• [Exercise requirements] Comb through the entries for "true" and pull out each line that holds it.

[Start of section]

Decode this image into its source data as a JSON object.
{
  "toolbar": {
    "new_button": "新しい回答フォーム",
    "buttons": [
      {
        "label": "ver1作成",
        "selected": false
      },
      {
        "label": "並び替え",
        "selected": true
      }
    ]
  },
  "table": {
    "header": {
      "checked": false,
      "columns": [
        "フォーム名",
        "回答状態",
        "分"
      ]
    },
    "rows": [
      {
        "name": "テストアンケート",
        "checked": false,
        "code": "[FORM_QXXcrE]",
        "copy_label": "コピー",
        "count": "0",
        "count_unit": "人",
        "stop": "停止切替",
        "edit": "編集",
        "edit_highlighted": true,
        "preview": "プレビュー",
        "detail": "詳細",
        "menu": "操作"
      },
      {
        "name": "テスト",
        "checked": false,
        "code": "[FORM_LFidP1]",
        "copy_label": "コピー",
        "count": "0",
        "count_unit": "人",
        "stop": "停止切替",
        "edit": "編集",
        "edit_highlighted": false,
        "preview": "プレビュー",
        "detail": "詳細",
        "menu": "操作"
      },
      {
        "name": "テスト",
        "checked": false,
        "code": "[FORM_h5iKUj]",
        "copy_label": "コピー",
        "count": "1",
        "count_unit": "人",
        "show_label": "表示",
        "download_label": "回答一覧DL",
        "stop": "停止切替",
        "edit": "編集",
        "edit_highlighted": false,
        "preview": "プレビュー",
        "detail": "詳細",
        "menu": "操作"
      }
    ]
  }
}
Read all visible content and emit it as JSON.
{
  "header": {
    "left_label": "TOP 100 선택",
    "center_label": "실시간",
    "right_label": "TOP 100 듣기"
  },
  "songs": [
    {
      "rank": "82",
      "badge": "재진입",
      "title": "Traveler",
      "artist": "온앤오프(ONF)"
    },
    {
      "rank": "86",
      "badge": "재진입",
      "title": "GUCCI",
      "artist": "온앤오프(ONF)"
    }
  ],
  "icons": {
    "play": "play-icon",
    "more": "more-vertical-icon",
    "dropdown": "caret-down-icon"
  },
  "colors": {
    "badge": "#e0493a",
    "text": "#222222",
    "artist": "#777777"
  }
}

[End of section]

• [Task result]
        "selected": true
        "edit_highlighted": true,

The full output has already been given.